Lewis was a firm believer in the romantic organ in the classical tradition: a personal synthesis of modern German and French tonalities within an English framework. Lewis's organs achieve a grandeur of effect that not all can admire but which possesses a musica integrity of its own.
His organs are known for their powerful bell-like choruses, delicious flutes, prompt Pedal basses and crisp, bright low-pressure reeds. Lewis's view of fluework balance was exactly that familiar in France and Germany: basses were kept modest in power but clear in tone. In his organs the flue-work (Diapason chorus) always dominated the reeds, in classic German/English tradition, while the Trumpets added colour to the ensemble, giving a free, splashy sound, but avoiding the devasting power characteristic of Cavaillé-Coll.

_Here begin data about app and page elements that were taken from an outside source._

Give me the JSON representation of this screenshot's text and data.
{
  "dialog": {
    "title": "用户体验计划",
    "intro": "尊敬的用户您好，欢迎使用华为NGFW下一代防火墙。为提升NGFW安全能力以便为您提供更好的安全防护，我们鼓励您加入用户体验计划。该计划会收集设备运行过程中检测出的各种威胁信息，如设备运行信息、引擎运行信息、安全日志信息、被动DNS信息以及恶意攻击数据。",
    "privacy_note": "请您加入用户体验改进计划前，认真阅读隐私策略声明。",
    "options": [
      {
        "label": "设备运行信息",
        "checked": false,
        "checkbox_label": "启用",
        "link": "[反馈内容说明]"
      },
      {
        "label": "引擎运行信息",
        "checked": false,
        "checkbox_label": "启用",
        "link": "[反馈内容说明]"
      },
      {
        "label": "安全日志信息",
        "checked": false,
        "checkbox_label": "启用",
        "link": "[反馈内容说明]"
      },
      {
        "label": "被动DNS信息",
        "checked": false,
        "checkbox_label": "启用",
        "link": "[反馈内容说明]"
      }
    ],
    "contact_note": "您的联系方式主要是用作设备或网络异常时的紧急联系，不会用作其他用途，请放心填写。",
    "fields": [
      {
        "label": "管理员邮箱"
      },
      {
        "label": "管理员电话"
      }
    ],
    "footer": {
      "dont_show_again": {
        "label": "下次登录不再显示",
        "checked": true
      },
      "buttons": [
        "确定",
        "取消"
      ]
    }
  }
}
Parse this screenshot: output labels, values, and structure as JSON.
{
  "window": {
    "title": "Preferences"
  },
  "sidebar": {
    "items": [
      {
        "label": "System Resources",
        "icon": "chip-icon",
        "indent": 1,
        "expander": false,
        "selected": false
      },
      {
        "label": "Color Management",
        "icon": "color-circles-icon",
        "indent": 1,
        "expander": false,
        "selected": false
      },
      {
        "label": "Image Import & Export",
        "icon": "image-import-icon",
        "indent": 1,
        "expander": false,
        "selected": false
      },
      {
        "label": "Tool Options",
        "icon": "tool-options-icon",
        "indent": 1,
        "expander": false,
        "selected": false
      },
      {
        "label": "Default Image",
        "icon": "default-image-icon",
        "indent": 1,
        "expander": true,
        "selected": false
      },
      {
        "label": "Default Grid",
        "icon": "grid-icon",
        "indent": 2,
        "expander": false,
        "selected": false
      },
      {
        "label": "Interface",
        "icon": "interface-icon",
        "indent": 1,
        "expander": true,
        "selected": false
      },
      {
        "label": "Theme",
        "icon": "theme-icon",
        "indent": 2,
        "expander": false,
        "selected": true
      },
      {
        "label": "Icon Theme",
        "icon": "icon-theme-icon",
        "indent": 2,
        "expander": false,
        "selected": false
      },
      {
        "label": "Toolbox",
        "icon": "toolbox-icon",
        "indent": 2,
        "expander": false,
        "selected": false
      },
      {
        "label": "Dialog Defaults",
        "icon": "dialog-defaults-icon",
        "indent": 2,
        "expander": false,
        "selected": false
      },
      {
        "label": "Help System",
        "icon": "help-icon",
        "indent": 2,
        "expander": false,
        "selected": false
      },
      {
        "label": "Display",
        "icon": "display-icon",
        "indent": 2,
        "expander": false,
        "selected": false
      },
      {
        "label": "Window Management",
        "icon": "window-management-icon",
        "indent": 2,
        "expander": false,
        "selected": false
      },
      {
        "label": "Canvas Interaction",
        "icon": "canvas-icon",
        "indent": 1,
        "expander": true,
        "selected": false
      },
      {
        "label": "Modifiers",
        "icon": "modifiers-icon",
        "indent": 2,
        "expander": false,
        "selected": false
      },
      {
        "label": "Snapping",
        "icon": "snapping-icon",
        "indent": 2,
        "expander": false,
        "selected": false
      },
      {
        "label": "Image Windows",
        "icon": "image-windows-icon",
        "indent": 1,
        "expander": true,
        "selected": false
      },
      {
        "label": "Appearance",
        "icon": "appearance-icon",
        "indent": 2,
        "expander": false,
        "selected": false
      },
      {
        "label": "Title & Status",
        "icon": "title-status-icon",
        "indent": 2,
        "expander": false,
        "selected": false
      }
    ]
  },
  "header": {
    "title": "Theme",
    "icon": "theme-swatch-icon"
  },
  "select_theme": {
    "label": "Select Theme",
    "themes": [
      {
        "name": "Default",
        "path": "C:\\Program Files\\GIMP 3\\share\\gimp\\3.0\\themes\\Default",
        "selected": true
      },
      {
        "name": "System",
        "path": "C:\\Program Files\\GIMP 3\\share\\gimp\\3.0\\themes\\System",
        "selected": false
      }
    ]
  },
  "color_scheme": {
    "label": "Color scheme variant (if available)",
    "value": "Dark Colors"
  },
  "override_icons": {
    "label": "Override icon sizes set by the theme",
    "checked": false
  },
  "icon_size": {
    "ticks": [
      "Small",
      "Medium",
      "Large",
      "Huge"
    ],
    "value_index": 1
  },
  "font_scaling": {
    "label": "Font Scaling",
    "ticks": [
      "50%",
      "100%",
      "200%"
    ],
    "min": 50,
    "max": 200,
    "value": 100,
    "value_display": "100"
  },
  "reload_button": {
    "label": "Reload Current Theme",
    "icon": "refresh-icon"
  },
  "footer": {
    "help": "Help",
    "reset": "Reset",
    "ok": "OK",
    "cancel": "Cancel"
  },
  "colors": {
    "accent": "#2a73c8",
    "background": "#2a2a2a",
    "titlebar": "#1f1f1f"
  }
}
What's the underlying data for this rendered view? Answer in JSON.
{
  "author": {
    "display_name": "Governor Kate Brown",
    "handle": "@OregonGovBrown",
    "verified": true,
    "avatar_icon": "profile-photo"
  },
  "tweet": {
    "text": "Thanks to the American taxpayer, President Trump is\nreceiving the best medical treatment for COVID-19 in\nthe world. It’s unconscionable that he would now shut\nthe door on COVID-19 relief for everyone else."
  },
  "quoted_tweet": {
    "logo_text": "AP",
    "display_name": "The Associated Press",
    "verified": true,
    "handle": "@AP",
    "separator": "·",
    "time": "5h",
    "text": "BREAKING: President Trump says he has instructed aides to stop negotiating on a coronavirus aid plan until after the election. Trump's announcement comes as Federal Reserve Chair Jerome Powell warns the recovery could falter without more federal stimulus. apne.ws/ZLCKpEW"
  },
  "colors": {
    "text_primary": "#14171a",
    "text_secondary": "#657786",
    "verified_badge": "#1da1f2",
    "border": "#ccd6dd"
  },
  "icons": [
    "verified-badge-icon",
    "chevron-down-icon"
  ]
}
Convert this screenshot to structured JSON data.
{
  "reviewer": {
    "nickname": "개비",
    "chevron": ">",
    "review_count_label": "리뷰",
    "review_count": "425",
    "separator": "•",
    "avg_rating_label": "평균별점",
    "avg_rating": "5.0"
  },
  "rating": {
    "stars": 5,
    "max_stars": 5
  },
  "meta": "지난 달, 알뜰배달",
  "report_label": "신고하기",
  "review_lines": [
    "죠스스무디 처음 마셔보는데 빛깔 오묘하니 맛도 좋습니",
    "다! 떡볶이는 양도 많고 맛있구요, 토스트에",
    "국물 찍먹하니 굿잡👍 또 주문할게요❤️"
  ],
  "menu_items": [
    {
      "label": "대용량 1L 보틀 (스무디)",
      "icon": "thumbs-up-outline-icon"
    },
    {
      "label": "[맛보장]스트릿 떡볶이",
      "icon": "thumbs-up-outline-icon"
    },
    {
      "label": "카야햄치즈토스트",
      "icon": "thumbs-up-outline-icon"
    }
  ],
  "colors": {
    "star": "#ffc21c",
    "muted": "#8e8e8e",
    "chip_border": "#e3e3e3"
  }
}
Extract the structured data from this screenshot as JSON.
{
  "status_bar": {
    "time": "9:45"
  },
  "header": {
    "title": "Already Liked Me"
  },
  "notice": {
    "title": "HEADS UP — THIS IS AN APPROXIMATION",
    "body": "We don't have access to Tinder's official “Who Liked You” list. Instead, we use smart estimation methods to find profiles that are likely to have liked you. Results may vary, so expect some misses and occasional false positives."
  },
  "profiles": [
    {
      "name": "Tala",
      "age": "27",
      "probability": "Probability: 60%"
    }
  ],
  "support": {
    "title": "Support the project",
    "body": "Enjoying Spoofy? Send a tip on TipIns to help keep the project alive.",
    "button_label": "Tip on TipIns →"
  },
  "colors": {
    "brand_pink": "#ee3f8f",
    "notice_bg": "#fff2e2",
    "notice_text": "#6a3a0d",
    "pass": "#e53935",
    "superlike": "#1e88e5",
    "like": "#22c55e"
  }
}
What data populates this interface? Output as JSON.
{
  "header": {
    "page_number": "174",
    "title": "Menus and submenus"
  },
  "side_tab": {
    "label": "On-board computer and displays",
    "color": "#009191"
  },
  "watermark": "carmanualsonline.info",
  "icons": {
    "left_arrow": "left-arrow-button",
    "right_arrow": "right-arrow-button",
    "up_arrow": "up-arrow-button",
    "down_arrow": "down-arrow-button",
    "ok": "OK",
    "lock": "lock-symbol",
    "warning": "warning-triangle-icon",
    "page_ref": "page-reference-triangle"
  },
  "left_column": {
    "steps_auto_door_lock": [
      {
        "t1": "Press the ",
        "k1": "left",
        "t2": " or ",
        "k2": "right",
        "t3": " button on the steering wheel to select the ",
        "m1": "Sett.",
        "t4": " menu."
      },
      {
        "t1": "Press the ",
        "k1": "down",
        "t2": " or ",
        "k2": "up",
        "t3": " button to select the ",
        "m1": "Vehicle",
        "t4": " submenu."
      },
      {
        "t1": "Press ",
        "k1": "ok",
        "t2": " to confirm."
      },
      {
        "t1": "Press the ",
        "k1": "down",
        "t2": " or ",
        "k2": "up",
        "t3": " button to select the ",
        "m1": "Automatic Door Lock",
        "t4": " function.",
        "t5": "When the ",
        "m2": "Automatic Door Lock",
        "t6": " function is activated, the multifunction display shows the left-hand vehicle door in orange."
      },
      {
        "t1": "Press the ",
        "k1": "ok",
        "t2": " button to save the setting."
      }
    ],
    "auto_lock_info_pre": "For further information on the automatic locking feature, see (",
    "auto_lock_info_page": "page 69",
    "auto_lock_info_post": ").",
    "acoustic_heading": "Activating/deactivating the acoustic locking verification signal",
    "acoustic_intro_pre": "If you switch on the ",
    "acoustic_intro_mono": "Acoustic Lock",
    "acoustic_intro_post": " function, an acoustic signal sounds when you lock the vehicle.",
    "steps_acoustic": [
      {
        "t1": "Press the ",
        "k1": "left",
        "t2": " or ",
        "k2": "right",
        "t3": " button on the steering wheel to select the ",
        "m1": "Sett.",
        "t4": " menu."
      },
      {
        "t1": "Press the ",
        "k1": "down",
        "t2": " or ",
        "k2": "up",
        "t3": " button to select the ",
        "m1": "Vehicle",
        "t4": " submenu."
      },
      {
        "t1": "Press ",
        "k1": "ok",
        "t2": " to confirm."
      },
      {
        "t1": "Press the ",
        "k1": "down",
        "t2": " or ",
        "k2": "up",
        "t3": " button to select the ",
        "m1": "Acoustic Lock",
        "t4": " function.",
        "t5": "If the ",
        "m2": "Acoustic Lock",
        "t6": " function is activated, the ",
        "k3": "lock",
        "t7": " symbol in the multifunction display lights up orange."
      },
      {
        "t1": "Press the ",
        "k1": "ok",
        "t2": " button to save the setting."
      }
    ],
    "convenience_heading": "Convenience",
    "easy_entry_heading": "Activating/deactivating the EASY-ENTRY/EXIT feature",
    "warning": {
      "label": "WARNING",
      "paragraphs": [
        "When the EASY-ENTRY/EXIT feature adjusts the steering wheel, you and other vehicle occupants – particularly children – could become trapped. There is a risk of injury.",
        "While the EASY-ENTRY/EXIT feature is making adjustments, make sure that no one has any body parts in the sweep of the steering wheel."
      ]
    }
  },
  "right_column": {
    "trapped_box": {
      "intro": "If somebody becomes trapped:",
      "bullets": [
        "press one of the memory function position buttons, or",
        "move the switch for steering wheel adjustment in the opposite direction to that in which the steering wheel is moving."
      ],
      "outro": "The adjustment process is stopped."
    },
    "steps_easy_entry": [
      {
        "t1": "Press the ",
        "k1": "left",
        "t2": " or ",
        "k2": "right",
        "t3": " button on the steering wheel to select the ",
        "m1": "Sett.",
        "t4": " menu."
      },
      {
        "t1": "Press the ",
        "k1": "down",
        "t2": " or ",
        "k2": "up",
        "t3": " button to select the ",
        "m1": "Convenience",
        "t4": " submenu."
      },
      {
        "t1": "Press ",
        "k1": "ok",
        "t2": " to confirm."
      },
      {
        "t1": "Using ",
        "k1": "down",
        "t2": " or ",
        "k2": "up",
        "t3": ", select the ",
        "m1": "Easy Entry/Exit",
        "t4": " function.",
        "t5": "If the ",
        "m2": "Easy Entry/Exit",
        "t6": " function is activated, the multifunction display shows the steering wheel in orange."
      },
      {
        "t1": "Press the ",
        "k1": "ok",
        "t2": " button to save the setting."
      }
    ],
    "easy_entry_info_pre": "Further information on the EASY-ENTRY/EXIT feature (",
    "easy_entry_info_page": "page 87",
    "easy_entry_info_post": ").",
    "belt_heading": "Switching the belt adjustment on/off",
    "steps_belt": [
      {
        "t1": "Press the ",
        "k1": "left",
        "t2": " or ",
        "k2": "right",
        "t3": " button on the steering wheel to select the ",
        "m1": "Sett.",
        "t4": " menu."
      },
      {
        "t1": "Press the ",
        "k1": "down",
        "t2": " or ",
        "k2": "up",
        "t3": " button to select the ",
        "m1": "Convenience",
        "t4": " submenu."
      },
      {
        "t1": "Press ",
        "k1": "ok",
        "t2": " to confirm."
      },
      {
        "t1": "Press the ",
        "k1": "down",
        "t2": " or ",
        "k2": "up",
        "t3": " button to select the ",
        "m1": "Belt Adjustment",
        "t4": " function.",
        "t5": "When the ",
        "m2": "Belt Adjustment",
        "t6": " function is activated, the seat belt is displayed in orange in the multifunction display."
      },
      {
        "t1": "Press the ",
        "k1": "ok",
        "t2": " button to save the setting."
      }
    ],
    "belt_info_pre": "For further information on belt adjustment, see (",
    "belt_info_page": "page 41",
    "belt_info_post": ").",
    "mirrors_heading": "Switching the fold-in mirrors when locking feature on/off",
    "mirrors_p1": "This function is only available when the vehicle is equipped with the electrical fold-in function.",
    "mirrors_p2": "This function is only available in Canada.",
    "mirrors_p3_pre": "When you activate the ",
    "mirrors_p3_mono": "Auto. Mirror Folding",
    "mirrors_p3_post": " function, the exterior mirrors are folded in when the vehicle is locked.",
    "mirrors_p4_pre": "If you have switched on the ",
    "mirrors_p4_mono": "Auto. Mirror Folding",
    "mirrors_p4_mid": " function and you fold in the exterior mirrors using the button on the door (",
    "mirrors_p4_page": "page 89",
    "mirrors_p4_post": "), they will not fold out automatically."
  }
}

This organ proves a textbook exposition of those characteristics.
The instrument possesses a good variety of beautiful quiet stops including some notable families of flutes. The flutes are varied to a degree – more so than one would found in a Father Willis; the Claribel sounds mellow like a Solo-stop, while the Choir 4ft Traverso has a luscious richness and a Cavaillé-Coll-like crescendo in the treble. The string voicing is assured and as varied in character, especially in a dialog between Choir and Swell division. The Geigen Principal has a marvellous telling voice quality, against the exceedingly vibrant Open Diapason on the Great. The reeds add controlled and nicely balanced fire, in both Great and Swell, whose major choruses are underpinned by two substantial Pedal 16ft flues. If the Oboe displays its own fascinating French character, the Clarionet and the Willis's Orchestral Oboe on the Choir provide a good versatility.
But ultimately it is the effect of full organ that evokes the greatest admiration. Though the effectiveness of the contribution from the Swell must not be underestimated, the big sound comes from the Great. The bell-like grandeur and the harmonic brilliance is a sound of astonishing magnificence.